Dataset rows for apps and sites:

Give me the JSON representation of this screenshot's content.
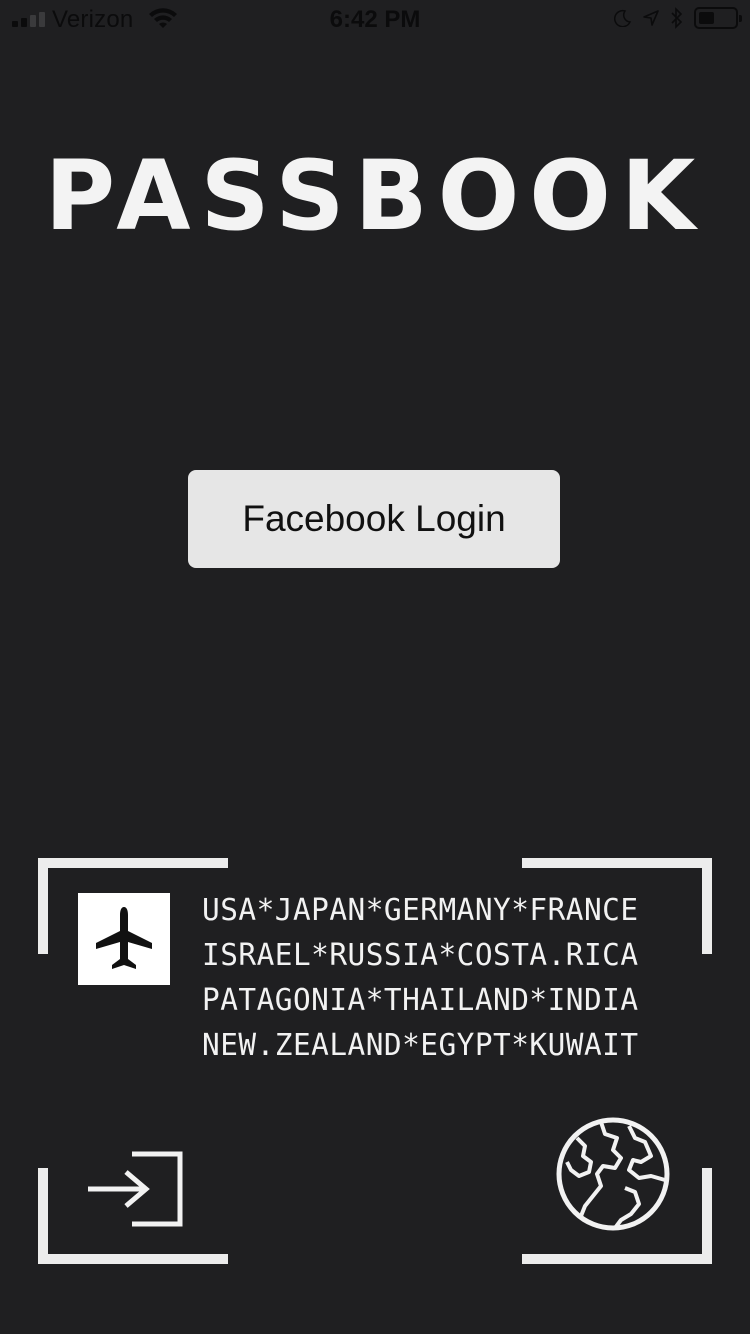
{
  "status_bar": {
    "carrier": "Verizon",
    "time": "6:42 PM",
    "battery_level": 0.45
  },
  "app": {
    "title": "PASSBOOK"
  },
  "login": {
    "button_label": "Facebook Login"
  },
  "passport": {
    "countries": [
      "USA*JAPAN*GERMANY*FRANCE",
      "ISRAEL*RUSSIA*COSTA.RICA",
      "PATAGONIA*THAILAND*INDIA",
      "NEW.ZEALAND*EGYPT*KUWAIT"
    ],
    "icons": {
      "plane": "airplane-icon",
      "enter": "sign-in-icon",
      "globe": "globe-icon"
    }
  },
  "colors": {
    "background": "#1f1f21",
    "button_bg": "#e6e6e6",
    "text_light": "#f2f2f2"
  }
}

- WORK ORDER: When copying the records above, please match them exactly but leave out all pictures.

- YOUR RESPONSE:
Give me the JSON representation of this screenshot's content.
{
  "status_bar": {
    "carrier": "Verizon",
    "time": "6:42 PM",
    "battery_level": 0.45
  },
  "app": {
    "title": "PASSBOOK"
  },
  "login": {
    "button_label": "Facebook Login"
  },
  "passport": {
    "countries": [
      "USA*JAPAN*GERMANY*FRANCE",
      "ISRAEL*RUSSIA*COSTA.RICA",
      "PATAGONIA*THAILAND*INDIA",
      "NEW.ZEALAND*EGYPT*KUWAIT"
    ],
    "icons": {
      "plane": "airplane-icon",
      "enter": "sign-in-icon",
      "globe": "globe-icon"
    }
  },
  "colors": {
    "background": "#1f1f21",
    "button_bg": "#e6e6e6",
    "text_light": "#f2f2f2"
  }
}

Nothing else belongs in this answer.